--- RECORDS FOR THE EXERCISE ---
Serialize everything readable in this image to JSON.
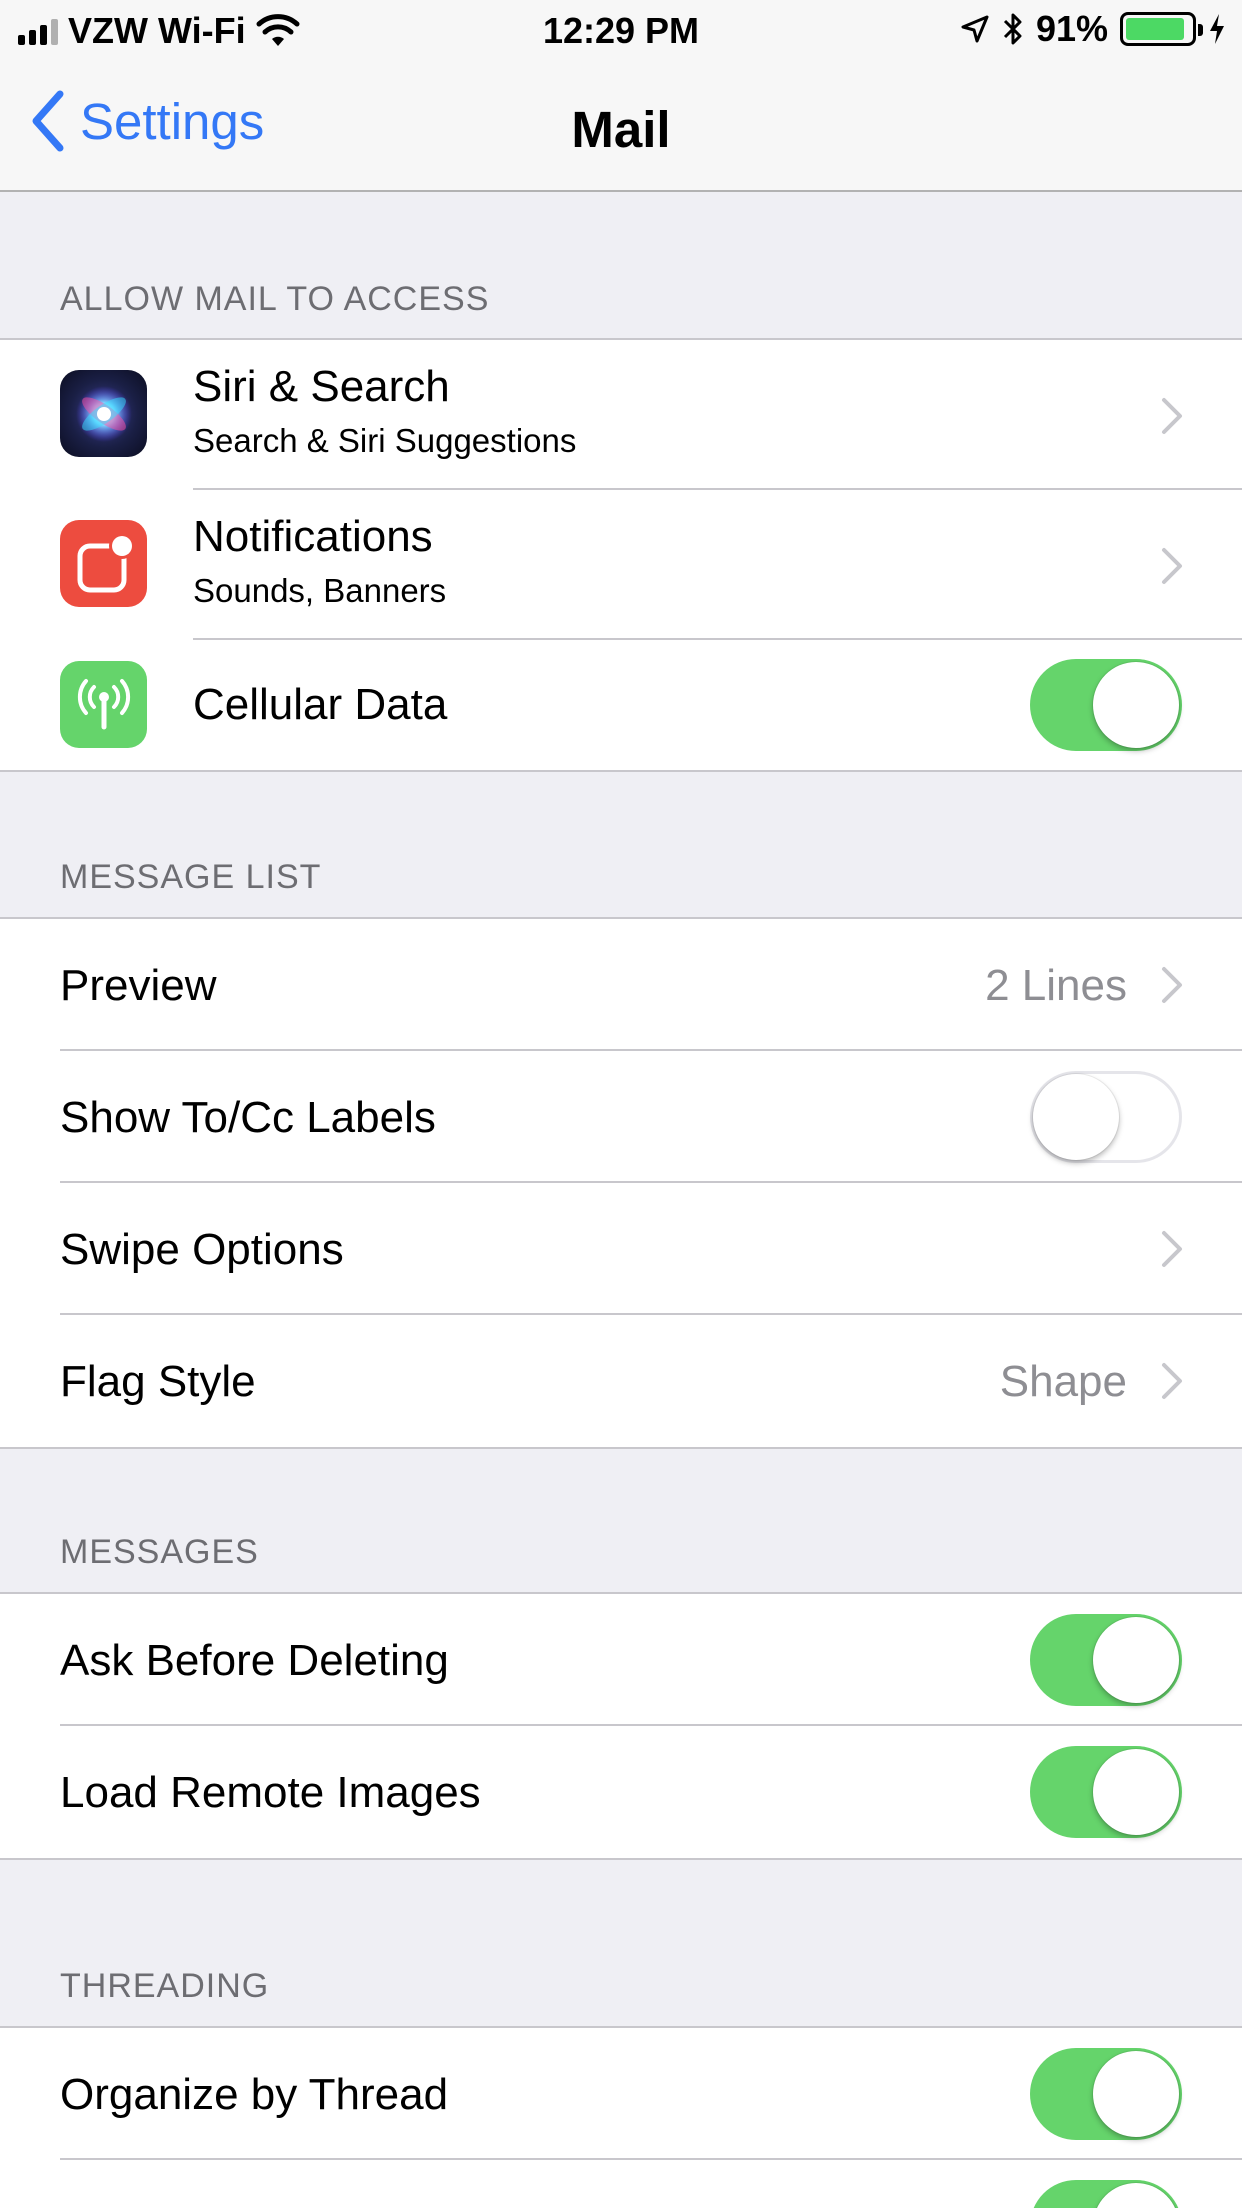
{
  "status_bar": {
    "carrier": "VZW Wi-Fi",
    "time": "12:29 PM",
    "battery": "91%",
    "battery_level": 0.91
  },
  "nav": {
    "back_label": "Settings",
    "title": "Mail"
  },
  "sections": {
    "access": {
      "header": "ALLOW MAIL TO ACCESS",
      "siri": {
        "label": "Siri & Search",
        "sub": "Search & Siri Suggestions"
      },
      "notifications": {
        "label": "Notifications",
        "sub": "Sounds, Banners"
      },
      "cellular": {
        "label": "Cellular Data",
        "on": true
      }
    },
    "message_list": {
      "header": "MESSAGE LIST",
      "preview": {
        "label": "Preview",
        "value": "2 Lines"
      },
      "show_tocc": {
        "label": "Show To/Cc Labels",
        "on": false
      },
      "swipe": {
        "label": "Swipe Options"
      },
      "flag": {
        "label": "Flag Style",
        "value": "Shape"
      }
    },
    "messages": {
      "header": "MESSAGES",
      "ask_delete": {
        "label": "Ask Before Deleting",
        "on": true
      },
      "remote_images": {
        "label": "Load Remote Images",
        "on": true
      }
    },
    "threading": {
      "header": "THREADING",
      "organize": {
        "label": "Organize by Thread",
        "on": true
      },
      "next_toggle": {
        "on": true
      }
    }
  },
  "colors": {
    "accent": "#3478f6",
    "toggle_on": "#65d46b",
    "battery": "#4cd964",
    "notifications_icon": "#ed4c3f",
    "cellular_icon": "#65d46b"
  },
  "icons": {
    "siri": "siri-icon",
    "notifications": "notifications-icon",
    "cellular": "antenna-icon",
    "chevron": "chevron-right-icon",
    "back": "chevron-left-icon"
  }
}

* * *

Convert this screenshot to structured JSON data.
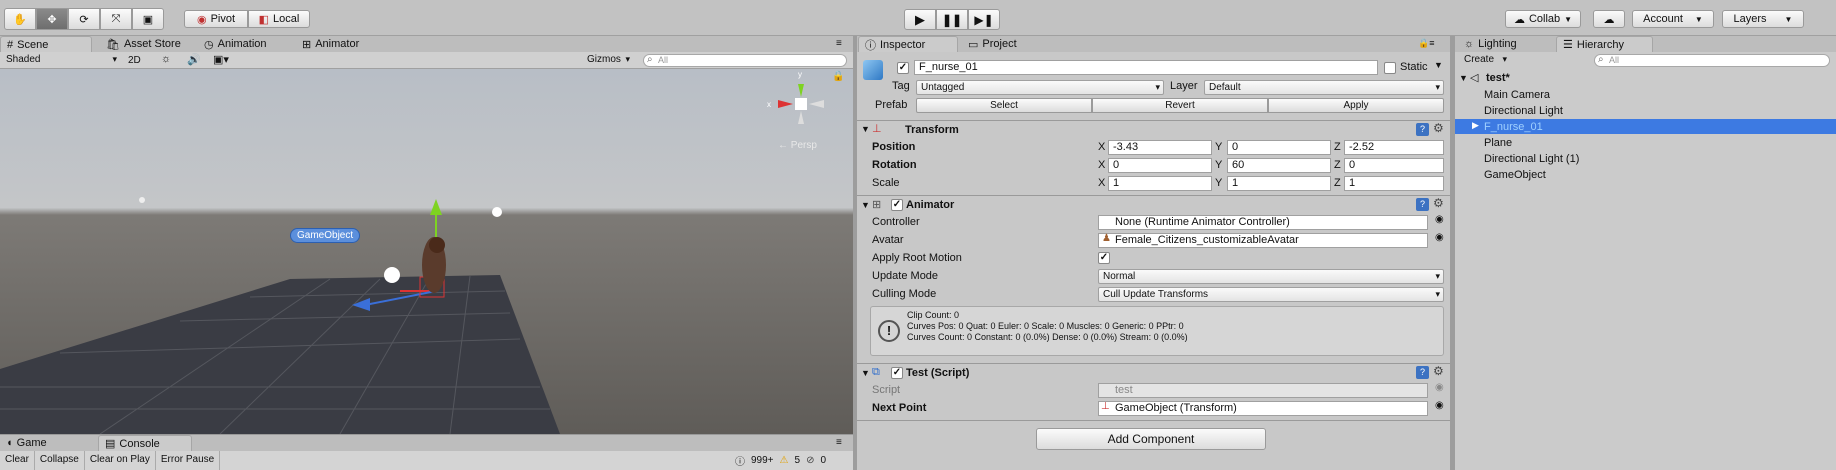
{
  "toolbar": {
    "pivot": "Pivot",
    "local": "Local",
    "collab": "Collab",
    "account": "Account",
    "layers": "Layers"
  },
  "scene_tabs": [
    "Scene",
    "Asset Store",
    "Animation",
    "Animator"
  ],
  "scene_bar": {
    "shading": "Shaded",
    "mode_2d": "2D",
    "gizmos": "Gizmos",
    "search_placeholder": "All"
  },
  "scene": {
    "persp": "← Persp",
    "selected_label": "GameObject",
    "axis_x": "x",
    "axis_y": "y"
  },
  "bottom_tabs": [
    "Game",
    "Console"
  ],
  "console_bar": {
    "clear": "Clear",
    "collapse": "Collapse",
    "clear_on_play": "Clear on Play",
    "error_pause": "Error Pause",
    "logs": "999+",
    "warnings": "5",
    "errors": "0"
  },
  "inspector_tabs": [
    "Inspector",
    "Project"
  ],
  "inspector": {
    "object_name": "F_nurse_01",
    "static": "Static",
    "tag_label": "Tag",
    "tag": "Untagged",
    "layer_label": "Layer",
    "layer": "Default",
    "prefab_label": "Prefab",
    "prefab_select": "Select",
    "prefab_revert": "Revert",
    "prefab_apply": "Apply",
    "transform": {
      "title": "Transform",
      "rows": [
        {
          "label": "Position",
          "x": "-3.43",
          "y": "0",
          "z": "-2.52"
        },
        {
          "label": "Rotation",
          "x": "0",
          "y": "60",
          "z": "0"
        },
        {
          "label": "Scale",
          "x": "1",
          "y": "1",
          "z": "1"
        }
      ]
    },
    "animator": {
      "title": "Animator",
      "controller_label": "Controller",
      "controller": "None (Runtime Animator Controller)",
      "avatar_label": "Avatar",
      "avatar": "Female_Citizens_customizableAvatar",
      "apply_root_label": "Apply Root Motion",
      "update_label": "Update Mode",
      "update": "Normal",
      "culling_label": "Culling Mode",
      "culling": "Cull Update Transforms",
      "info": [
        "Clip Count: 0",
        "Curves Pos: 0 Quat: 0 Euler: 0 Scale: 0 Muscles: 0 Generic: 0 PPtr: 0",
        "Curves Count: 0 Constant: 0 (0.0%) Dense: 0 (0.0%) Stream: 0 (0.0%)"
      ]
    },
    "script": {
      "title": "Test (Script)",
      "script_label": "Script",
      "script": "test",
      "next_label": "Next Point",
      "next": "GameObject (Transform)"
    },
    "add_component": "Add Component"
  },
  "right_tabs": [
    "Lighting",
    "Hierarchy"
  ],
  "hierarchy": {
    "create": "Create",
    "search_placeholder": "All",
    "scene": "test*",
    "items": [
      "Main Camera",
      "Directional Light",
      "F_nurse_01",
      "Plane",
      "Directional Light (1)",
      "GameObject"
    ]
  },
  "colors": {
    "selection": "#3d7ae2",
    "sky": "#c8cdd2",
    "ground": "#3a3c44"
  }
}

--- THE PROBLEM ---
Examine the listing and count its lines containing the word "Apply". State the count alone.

--- SOLUTION FOR THIS EXERCISE ---
2